- Posted October 5, 2013 by
- Excerpt: How Much Is Your Customer’s Trust Worth?
- Social CEM: Moving Beyond Customer Loyalty to Customer Advocacy (Part 4)
- Social CEM: Moving Beyond Customer Loyalty to Customer Advocacy (Part 3)
- Webinar: 11/26 How Visual Self-Service Drives Great Customer Experiences
- Social CEM: Moving Beyond Customer Loyalty to Customer Advocacy (Part 2)
Reduce Support Costs with Customer Communities: Drive Customer Self-Service (Final)
perspectives of the others.
Sometimes the self-service that occurs in a community
was initially the result of a more traditional support request. If one customer has an issue that does
require them to reach out to your traditional support channels, for example, she can then act as a resource for the rest of your customers in the community. Once that answer exists in the community, it lives

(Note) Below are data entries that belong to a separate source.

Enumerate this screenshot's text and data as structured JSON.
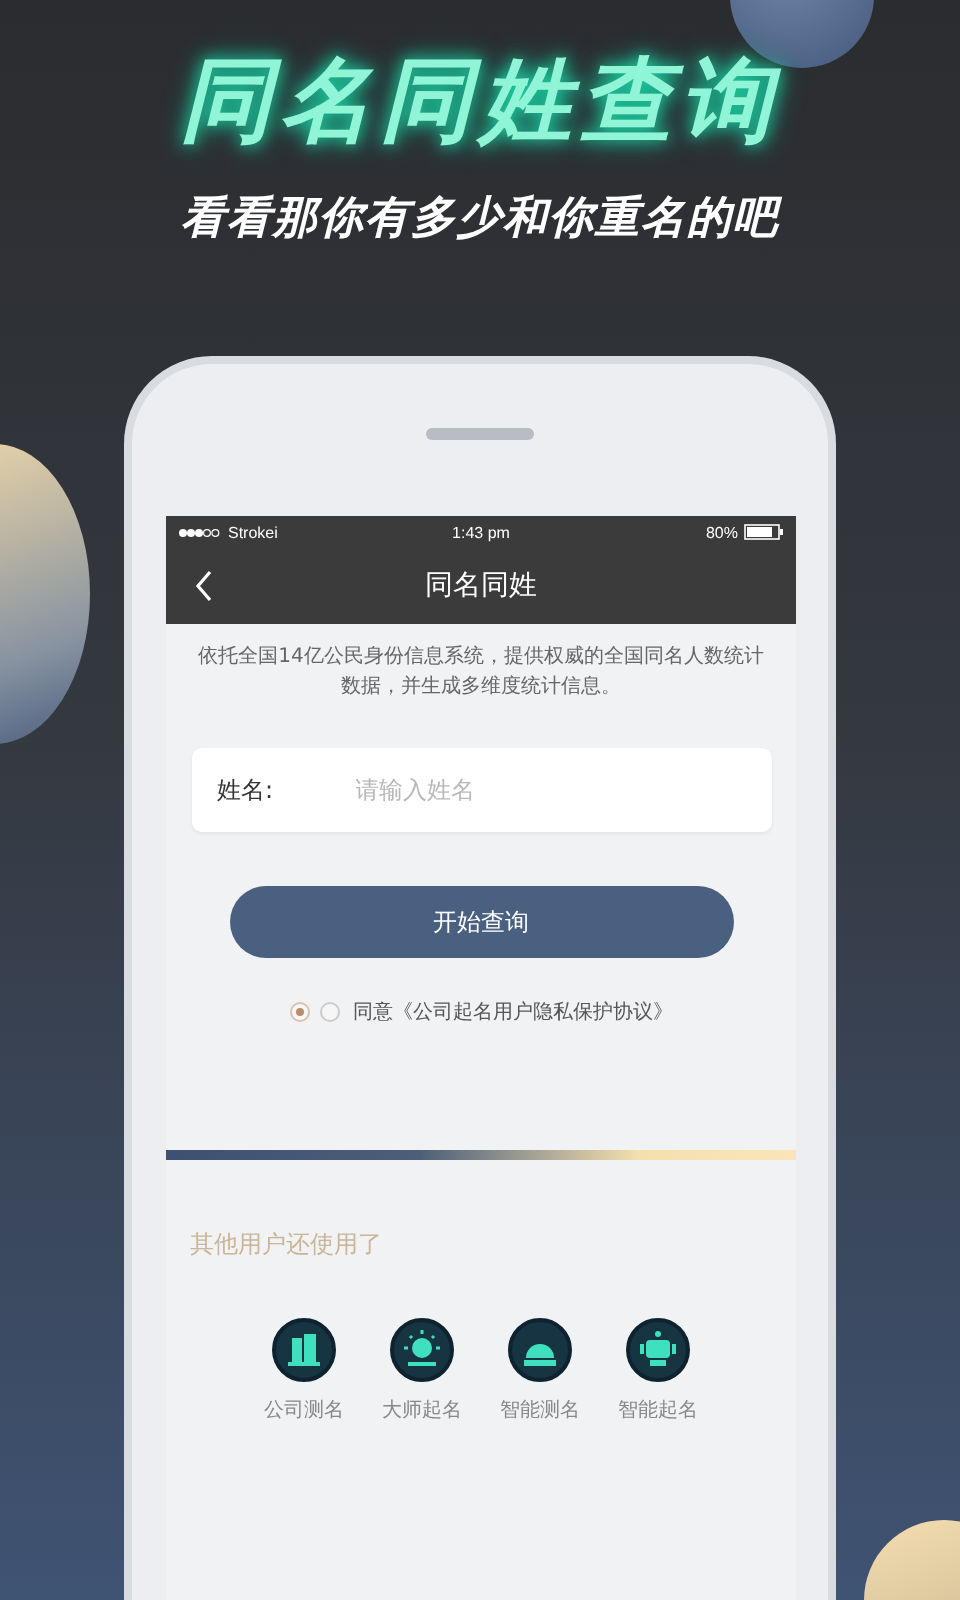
{
  "headline": {
    "title": "同名同姓查询",
    "subtitle": "看看那你有多少和你重名的吧"
  },
  "status_bar": {
    "carrier": "Strokei",
    "time": "1:43 pm",
    "battery": "80%"
  },
  "nav_bar": {
    "title": "同名同姓"
  },
  "description": "依托全国14亿公民身份信息系统，提供权威的全国同名人数统计数据，并生成多维度统计信息。",
  "name_field": {
    "label": "姓名:",
    "placeholder": "请输入姓名"
  },
  "search_button": "开始查询",
  "agreement": {
    "radios": [
      {
        "selected": true
      },
      {
        "selected": false
      }
    ],
    "text": "同意《公司起名用户隐私保护协议》"
  },
  "more_section": {
    "title": "其他用户还使用了",
    "items": [
      {
        "kind": "building",
        "label": "公司测名"
      },
      {
        "kind": "sun",
        "label": "大师起名"
      },
      {
        "kind": "dome",
        "label": "智能测名"
      },
      {
        "kind": "robot",
        "label": "智能起名"
      }
    ]
  }
}
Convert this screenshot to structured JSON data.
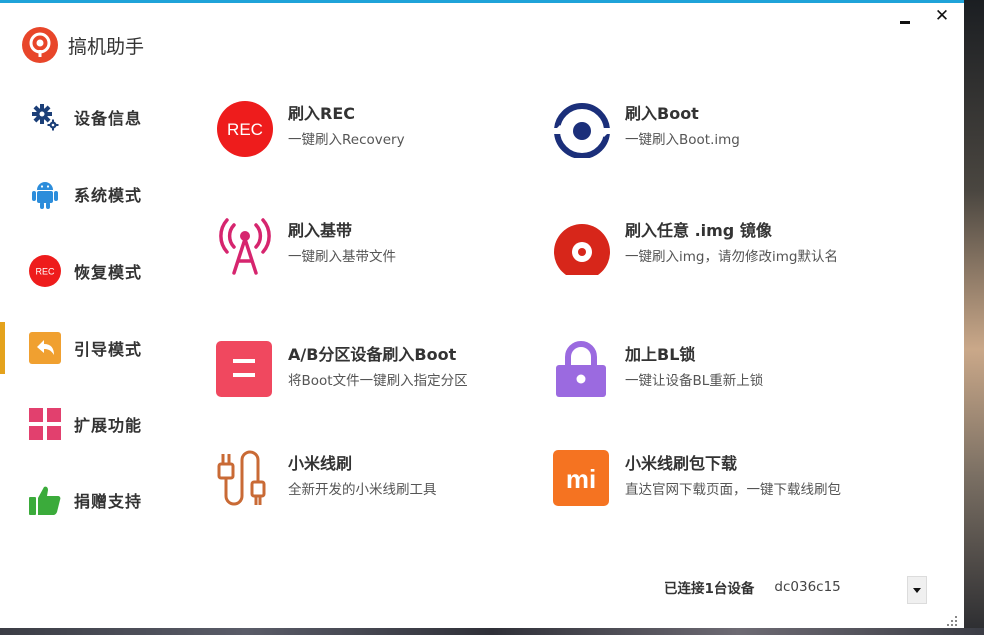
{
  "window": {
    "minimize_glyph": "",
    "close_glyph": "✕",
    "app_title": "搞机助手",
    "accent_color": "#1fa3d9"
  },
  "sidebar": {
    "active_color": "#e4a21c",
    "items": [
      {
        "label": "设备信息",
        "icon": "gears-icon"
      },
      {
        "label": "系统模式",
        "icon": "android-icon"
      },
      {
        "label": "恢复模式",
        "icon": "rec-icon",
        "icon_text": "REC"
      },
      {
        "label": "引导模式",
        "icon": "reply-arrow-icon",
        "active": true
      },
      {
        "label": "扩展功能",
        "icon": "grid-icon"
      },
      {
        "label": "捐赠支持",
        "icon": "thumbs-up-icon"
      }
    ]
  },
  "cards": [
    {
      "title": "刷入REC",
      "desc": "一键刷入Recovery",
      "icon": "rec-icon",
      "icon_text": "REC",
      "color": "#ee1c1c"
    },
    {
      "title": "刷入Boot",
      "desc": "一键刷入Boot.img",
      "icon": "boot-icon",
      "color": "#1b2f7a"
    },
    {
      "title": "刷入基带",
      "desc": "一键刷入基带文件",
      "icon": "antenna-tower-icon",
      "color": "#d6256e"
    },
    {
      "title": "刷入任意 .img 镜像",
      "desc": "一键刷入img，请勿修改img默认名",
      "icon": "disc-icon",
      "color": "#d7261a"
    },
    {
      "title": "A/B分区设备刷入Boot",
      "desc": "将Boot文件一键刷入指定分区",
      "icon": "partition-icon",
      "color": "#f0485f"
    },
    {
      "title": "加上BL锁",
      "desc": "一键让设备BL重新上锁",
      "icon": "lock-icon",
      "color": "#9b6ae0"
    },
    {
      "title": "小米线刷",
      "desc": "全新开发的小米线刷工具",
      "icon": "usb-cable-icon",
      "color": "#c96a35"
    },
    {
      "title": "小米线刷包下载",
      "desc": "直达官网下载页面，一键下载线刷包",
      "icon": "mi-logo-icon",
      "icon_text": "mi",
      "color": "#f57321"
    }
  ],
  "status": {
    "connected_label": "已连接1台设备",
    "device_id": "dc036c15"
  }
}
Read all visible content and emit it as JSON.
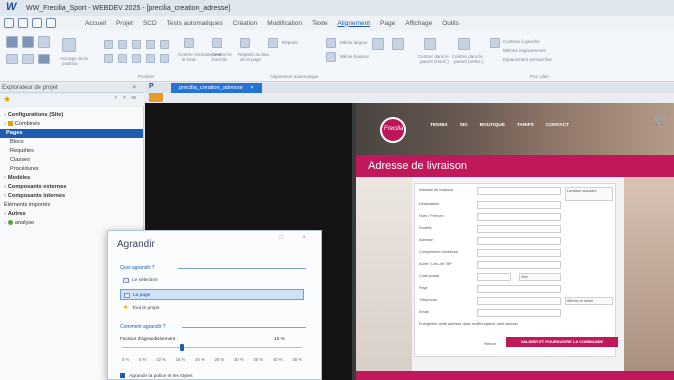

there for future customers to view as a resource to answer the same question or issue.
Extend the Shelf-Life of Social Conversations
When social first came on the scene as a business tool, many companies jumped on board, without being entirely sure how best to use it. They treated Twitter and Facebook as support channels, without appreciating the shortcomings of these sites for that purpose.
To be fair, there are some great points about Twitter and Facebook as channels for customer engagement and support. They’re easily accessible from multiple channels, and most consumers have profiles on at least one of these sites.
But Facebook and Twitter alone are not sufficient resources for your customers to self-serve their own answers. For one thing, posts on these social sites have short shelf lives, so they do nothing to reduce one-off common requests like FAQs and other simple to-solve issues. For another thing, they’re not optimized to connect your customers to one another, which reduces the amount of collaboration and social support that can take place.
You can improve self-service by using a customer community with strong linkages to social networks. In this way, you can push content from the community out to social networks, and import questions from those networks into the community where you can answer them more fully, and they’ll live on for much longer as a resource for others. By taking fleeting social media content and bringing the conversation into the community where it will have a long shelf-life and can continue to evolve, your customers will be able to self-serve the answers to questions that are commonly being asked in these social spaces.